No spirituality, no exotica, just plain business opportunities tied Turkish restaurateur Davut Birgul to the Indian soil
The risk Davut Birgul took five years ago seems to be paying off. Sensing a business opportunity, Birgul —who had come to India from Turkey just to study — decided to stay on.
A vibrant economy, lack of a Turkish restaurant and business acumen, all colluded to propel Birgul to start Anatolia, a small eatery in Lajpat Nagar offering Turkish delicacies. Five years on, Birgul is busy scouring the city for other locations from where he can run branches of the restaurant.
“In business you always have to see how much profit and how much risk. In Turkey, the risk of doing something like this is low, but the profit is also low, whereas here in India, the risk is high but the profits too are more.

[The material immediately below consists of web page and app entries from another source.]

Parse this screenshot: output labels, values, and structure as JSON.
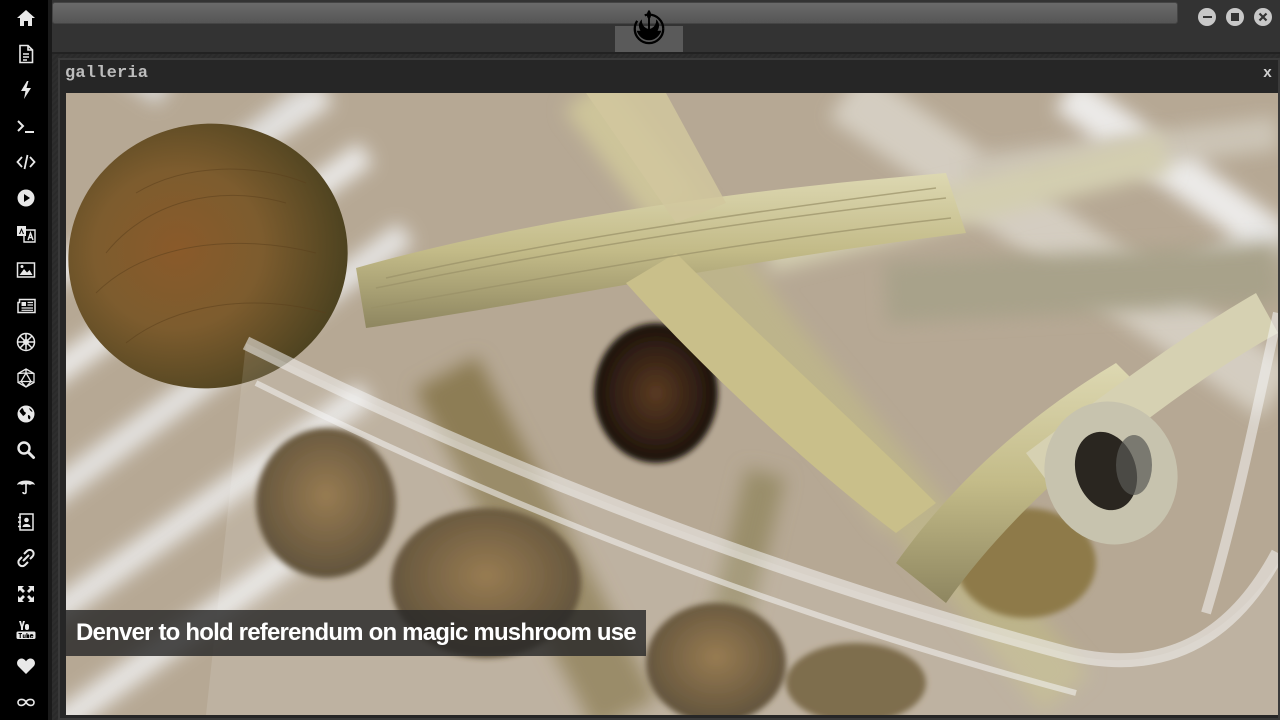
{
  "sidebar": {
    "items": [
      {
        "icon": "home-icon",
        "label": "home"
      },
      {
        "icon": "document-icon",
        "label": "document"
      },
      {
        "icon": "lightning-icon",
        "label": "lightning"
      },
      {
        "icon": "terminal-icon",
        "label": "terminal"
      },
      {
        "icon": "code-icon",
        "label": "code"
      },
      {
        "icon": "play-icon",
        "label": "play"
      },
      {
        "icon": "translate-icon",
        "label": "translate"
      },
      {
        "icon": "image-icon",
        "label": "image"
      },
      {
        "icon": "newspaper-icon",
        "label": "newspaper"
      },
      {
        "icon": "galactic-empire-icon",
        "label": "galactic-empire"
      },
      {
        "icon": "d20-icon",
        "label": "d20"
      },
      {
        "icon": "globe-icon",
        "label": "globe"
      },
      {
        "icon": "search-icon",
        "label": "search"
      },
      {
        "icon": "umbrella-icon",
        "label": "umbrella"
      },
      {
        "icon": "contact-book-icon",
        "label": "contacts"
      },
      {
        "icon": "link-icon",
        "label": "link"
      },
      {
        "icon": "fullscreen-icon",
        "label": "fullscreen"
      },
      {
        "icon": "youtube-icon",
        "label": "youtube"
      },
      {
        "icon": "heart-icon",
        "label": "heart"
      },
      {
        "icon": "infinity-cloud-icon",
        "label": "cloud"
      }
    ]
  },
  "topbar": {
    "logo_icon": "rebel-alliance-icon",
    "window_controls": [
      "minimize-icon",
      "maximize-icon",
      "close-icon"
    ]
  },
  "gallery": {
    "title": "galleria",
    "close_label": "x",
    "caption": "Denver to hold referendum on magic mushroom use"
  },
  "colors": {
    "sidebar_bg": "#000000",
    "topbar_bg": "#333333",
    "window_bg": "#262626",
    "caption_bg": "#282828"
  }
}
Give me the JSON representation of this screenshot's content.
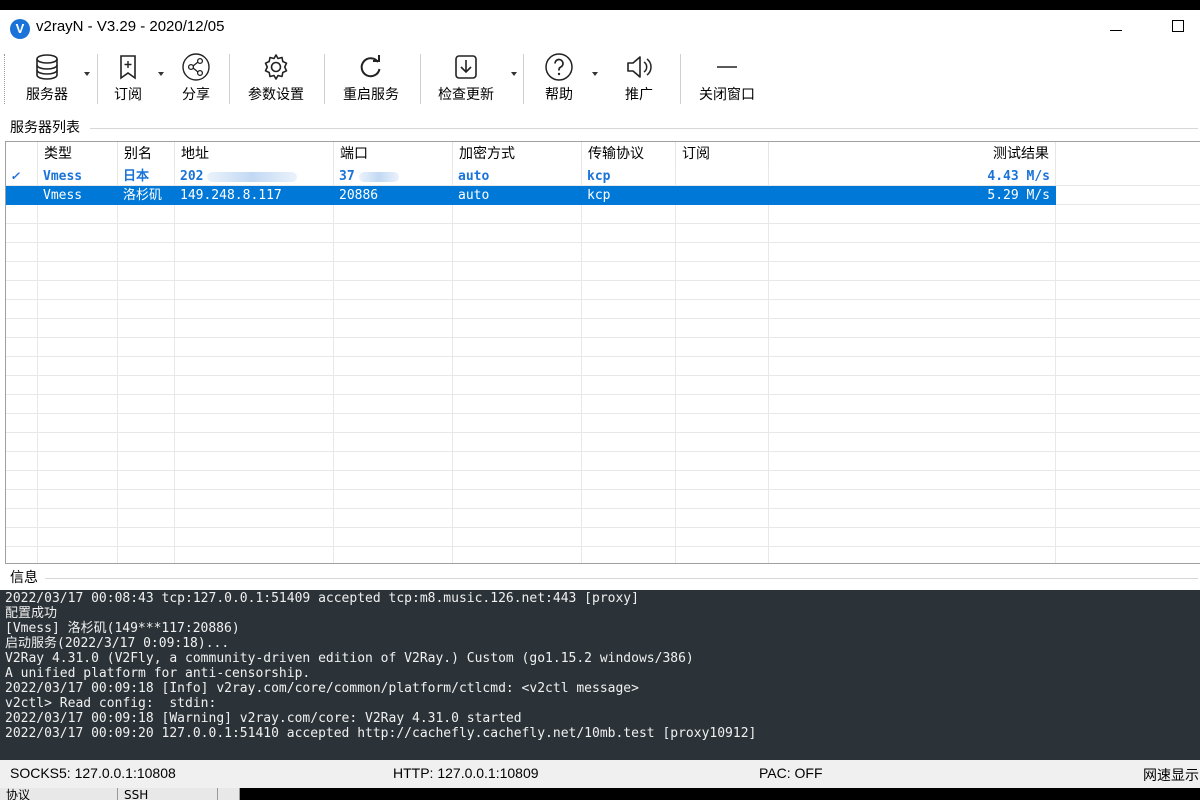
{
  "window": {
    "app_icon_letter": "V",
    "title": "v2rayN - V3.29 - 2020/12/05"
  },
  "toolbar": {
    "servers": "服务器",
    "subscribe": "订阅",
    "share": "分享",
    "settings": "参数设置",
    "restart": "重启服务",
    "check_update": "检查更新",
    "help": "帮助",
    "promote": "推广",
    "close_window": "关闭窗口"
  },
  "server_list": {
    "label": "服务器列表",
    "columns": [
      "类型",
      "别名",
      "地址",
      "端口",
      "加密方式",
      "传输协议",
      "订阅",
      "测试结果"
    ],
    "rows": [
      {
        "active": true,
        "mark": "✓",
        "type": "Vmess",
        "alias": "日本",
        "address": "202",
        "port": "37",
        "security": "auto",
        "network": "kcp",
        "subscription": "",
        "test_result": "4.43 M/s"
      },
      {
        "active": false,
        "mark": "",
        "type": "Vmess",
        "alias": "洛杉矶",
        "address": "149.248.8.117",
        "port": "20886",
        "security": "auto",
        "network": "kcp",
        "subscription": "",
        "test_result": "5.29 M/s"
      }
    ]
  },
  "info": {
    "label": "信息",
    "lines": [
      "2022/03/17 00:08:43 tcp:127.0.0.1:51409 accepted tcp:m8.music.126.net:443 [proxy]",
      "配置成功",
      "[Vmess] 洛杉矶(149***117:20886)",
      "启动服务(2022/3/17 0:09:18)...",
      "V2Ray 4.31.0 (V2Fly, a community-driven edition of V2Ray.) Custom (go1.15.2 windows/386)",
      "A unified platform for anti-censorship.",
      "2022/03/17 00:09:18 [Info] v2ray.com/core/common/platform/ctlcmd: <v2ctl message>",
      "v2ctl> Read config:  stdin:",
      "2022/03/17 00:09:18 [Warning] v2ray.com/core: V2Ray 4.31.0 started",
      "2022/03/17 00:09:20 127.0.0.1:51410 accepted http://cachefly.cachefly.net/10mb.test [proxy10912]"
    ]
  },
  "status": {
    "socks": "SOCKS5:  127.0.0.1:10808",
    "http": "HTTP:  127.0.0.1:10809",
    "pac": "PAC:  OFF",
    "speed": "网速显示"
  },
  "bottom_tabs": [
    "协议",
    "SSH"
  ],
  "colors": {
    "accent": "#1a73d8",
    "selection": "#0078d7",
    "log_bg": "#2b3338"
  }
}
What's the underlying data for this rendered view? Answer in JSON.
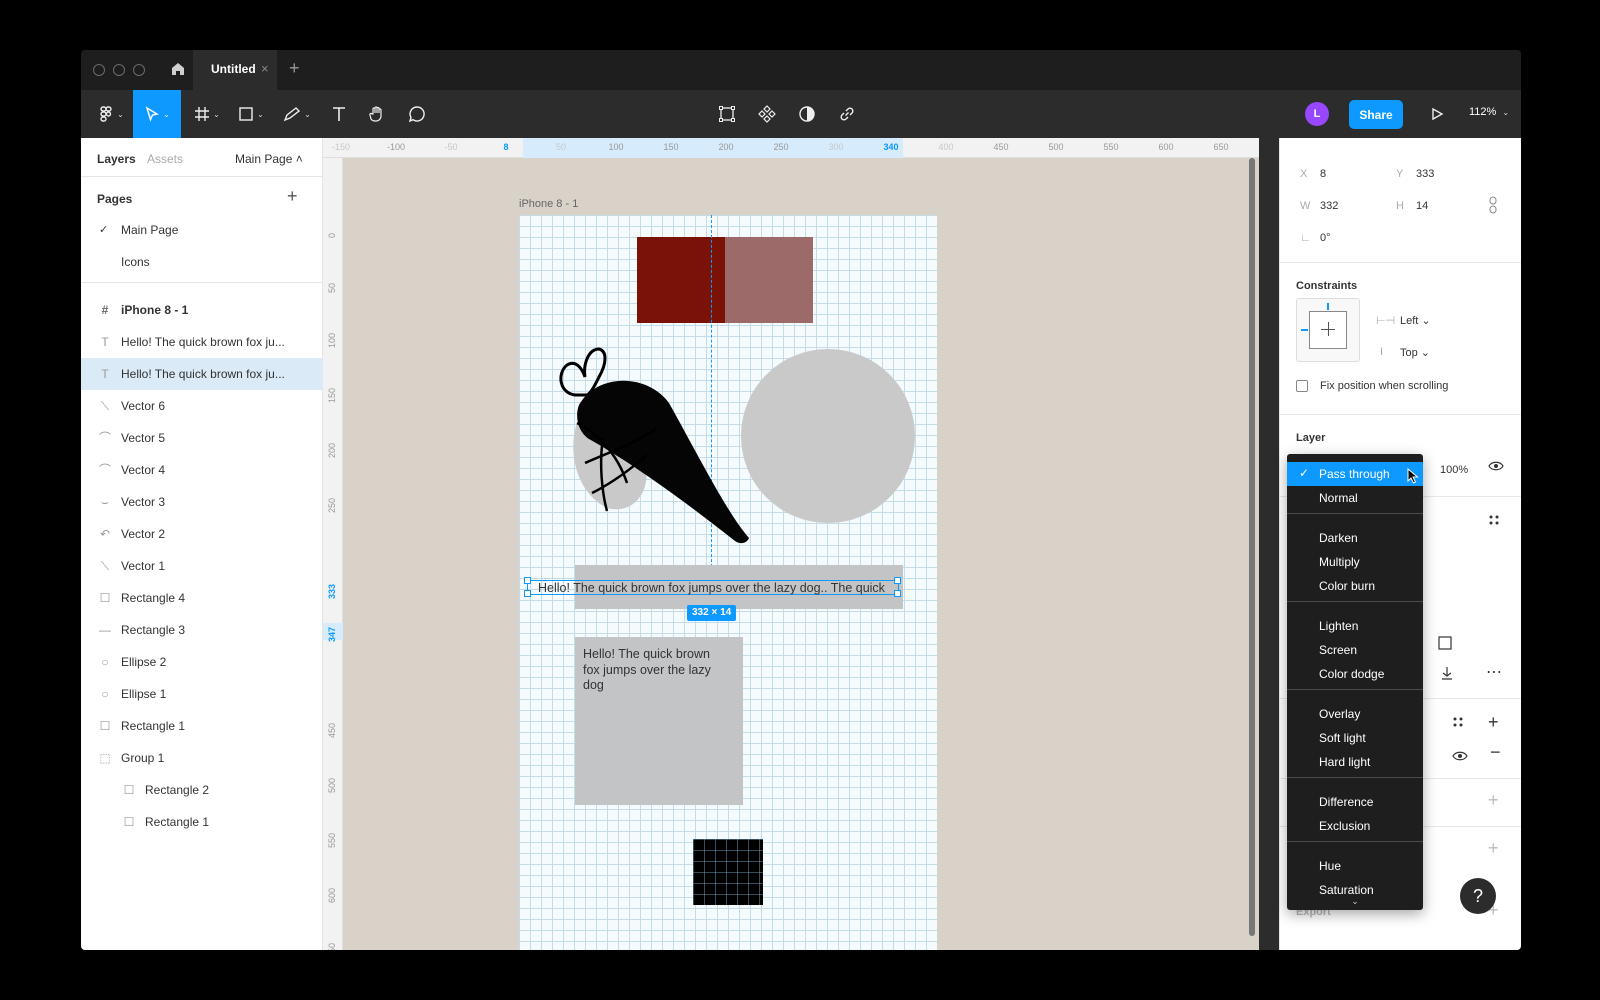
{
  "window": {
    "tab_title": "Untitled",
    "tab_close": "×",
    "new_tab": "+"
  },
  "toolbar": {
    "avatar_initial": "L",
    "share_label": "Share",
    "zoom": "112%",
    "caret": "⌄",
    "accent": "#0d99ff"
  },
  "left_panel": {
    "tabs": [
      "Layers",
      "Assets"
    ],
    "page_switch": "Main Page ˄",
    "pages_title": "Pages",
    "add_page": "+",
    "pages": [
      {
        "check": "✓",
        "label": "Main Page"
      },
      {
        "check": "",
        "label": "Icons"
      }
    ],
    "frame_icon": "#",
    "frame_name": "iPhone 8 - 1",
    "layers": [
      {
        "icon": "T",
        "label": "Hello! The quick brown fox ju...",
        "icon_name": "text-icon"
      },
      {
        "icon": "T",
        "label": "Hello! The quick brown fox ju...",
        "icon_name": "text-icon"
      },
      {
        "icon": "⟍",
        "label": "Vector 6",
        "icon_name": "vector-icon"
      },
      {
        "icon": "⌒",
        "label": "Vector 5",
        "icon_name": "vector-icon"
      },
      {
        "icon": "⌒",
        "label": "Vector 4",
        "icon_name": "vector-icon"
      },
      {
        "icon": "⌣",
        "label": "Vector 3",
        "icon_name": "vector-icon"
      },
      {
        "icon": "↶",
        "label": "Vector 2",
        "icon_name": "vector-icon"
      },
      {
        "icon": "⟍",
        "label": "Vector 1",
        "icon_name": "vector-icon"
      },
      {
        "icon": "☐",
        "label": "Rectangle 4",
        "icon_name": "rectangle-icon"
      },
      {
        "icon": "—",
        "label": "Rectangle 3",
        "icon_name": "line-icon"
      },
      {
        "icon": "○",
        "label": "Ellipse 2",
        "icon_name": "ellipse-icon"
      },
      {
        "icon": "○",
        "label": "Ellipse 1",
        "icon_name": "ellipse-icon"
      },
      {
        "icon": "☐",
        "label": "Rectangle 1",
        "icon_name": "rectangle-icon"
      },
      {
        "icon": "⬚",
        "label": "Group 1",
        "icon_name": "group-icon"
      },
      {
        "icon": "☐",
        "label": "Rectangle 2",
        "icon_name": "rectangle-icon"
      },
      {
        "icon": "☐",
        "label": "Rectangle 1",
        "icon_name": "rectangle-icon"
      }
    ]
  },
  "rulers": {
    "top_ticks": [
      {
        "label": "-150",
        "style": "faint"
      },
      {
        "label": "-100",
        "style": ""
      },
      {
        "label": "-50",
        "style": "faint"
      },
      {
        "label": "8",
        "style": "hi"
      },
      {
        "label": "50",
        "style": "faint"
      },
      {
        "label": "100",
        "style": ""
      },
      {
        "label": "150",
        "style": ""
      },
      {
        "label": "200",
        "style": ""
      },
      {
        "label": "250",
        "style": ""
      },
      {
        "label": "300",
        "style": "faint"
      },
      {
        "label": "340",
        "style": "hi"
      },
      {
        "label": "400",
        "style": "faint"
      },
      {
        "label": "450",
        "style": ""
      },
      {
        "label": "500",
        "style": ""
      },
      {
        "label": "550",
        "style": ""
      },
      {
        "label": "600",
        "style": ""
      },
      {
        "label": "650",
        "style": ""
      }
    ],
    "left_ticks": [
      {
        "label": "0",
        "style": ""
      },
      {
        "label": "50",
        "style": ""
      },
      {
        "label": "100",
        "style": ""
      },
      {
        "label": "150",
        "style": ""
      },
      {
        "label": "200",
        "style": ""
      },
      {
        "label": "250",
        "style": ""
      },
      {
        "label": "333",
        "style": "hi"
      },
      {
        "label": "347",
        "style": "hi"
      },
      {
        "label": "450",
        "style": ""
      },
      {
        "label": "500",
        "style": ""
      },
      {
        "label": "550",
        "style": ""
      },
      {
        "label": "600",
        "style": ""
      },
      {
        "label": "650",
        "style": ""
      }
    ]
  },
  "canvas": {
    "frame_label": "iPhone 8 - 1",
    "selected_text": "Hello! The quick brown fox jumps over the lazy dog.. The quick",
    "dimension_badge": "332 × 14",
    "paragraph_text": "Hello! The quick brown fox jumps over the lazy dog",
    "colors": {
      "dark_red": "#7a1208",
      "muted_red": "#9c6b69",
      "grey": "#c2c4c5",
      "black": "#000000"
    }
  },
  "right_panel": {
    "x_label": "X",
    "x_value": "8",
    "y_label": "Y",
    "y_value": "333",
    "w_label": "W",
    "w_value": "332",
    "h_label": "H",
    "h_value": "14",
    "rotation_icon": "∟",
    "rotation_value": "0°",
    "constraints_title": "Constraints",
    "horizontal_icon": "⊢⊣",
    "horizontal_constraint": "Left ⌄",
    "vertical_icon": "I",
    "vertical_constraint": "Top ⌄",
    "fix_position_label": "Fix position when scrolling",
    "layer_title": "Layer",
    "opacity": "100%",
    "export_title": "Export",
    "help": "?"
  },
  "blend_dropdown": {
    "selected": "Pass through",
    "check": "✓",
    "more": "⌄",
    "groups": [
      [
        "Pass through",
        "Normal"
      ],
      [
        "Darken",
        "Multiply",
        "Color burn"
      ],
      [
        "Lighten",
        "Screen",
        "Color dodge"
      ],
      [
        "Overlay",
        "Soft light",
        "Hard light"
      ],
      [
        "Difference",
        "Exclusion"
      ],
      [
        "Hue",
        "Saturation"
      ]
    ]
  }
}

Because it's not easy to do something like this here, which means not many people take it up. And when you are among the few doing the job, then you earn more,” says Birgul who plans to bring his wife to India, which is now his second home.
Armed with an M.A. in Economics from Jamia Millia Islamia, Birgul claims he is probably the first person from Turkey to have done his/her Masters in Economics in India. Prior to his post graduation, Birgul also attended an English language course at the British Council in Delhi.
Since it had become difficult to obtain the U.S. and U.K. visa after 9/11, Birgul chose India to study English. One year into his Masters, Birgul woke up to the business propositions available here. He zeroed in on India as there already were good Turkish restaurants in America, the U.K., etc.
He introduced to Delhiites the true flavours of Turkish cuisine. A variety of kababs which are the mainstay of Turkish food form an integral part of Anatolia's menu.
“There is Turkish doner kabab known as Arabic korma here, but slightly different, and also urfa kabab, beyti kabab and many others. Actually a lot of people think that it is just the same as Mughlai food and yes, the origin of Mughlai and Turkish food is the same, but they do vary. Over the years, I have got regular customers,” relates Birgul, naming the retention of natural flavours of the food item while cooking as the biggest USP of his country's food.
Sighting differences between his home and India, he says, “Turkey is more organised and professional. It's easy to work there, but I didn't expect the same conditions here and adjusted.”
Looks like it was one of the ingredients in his recipe for success.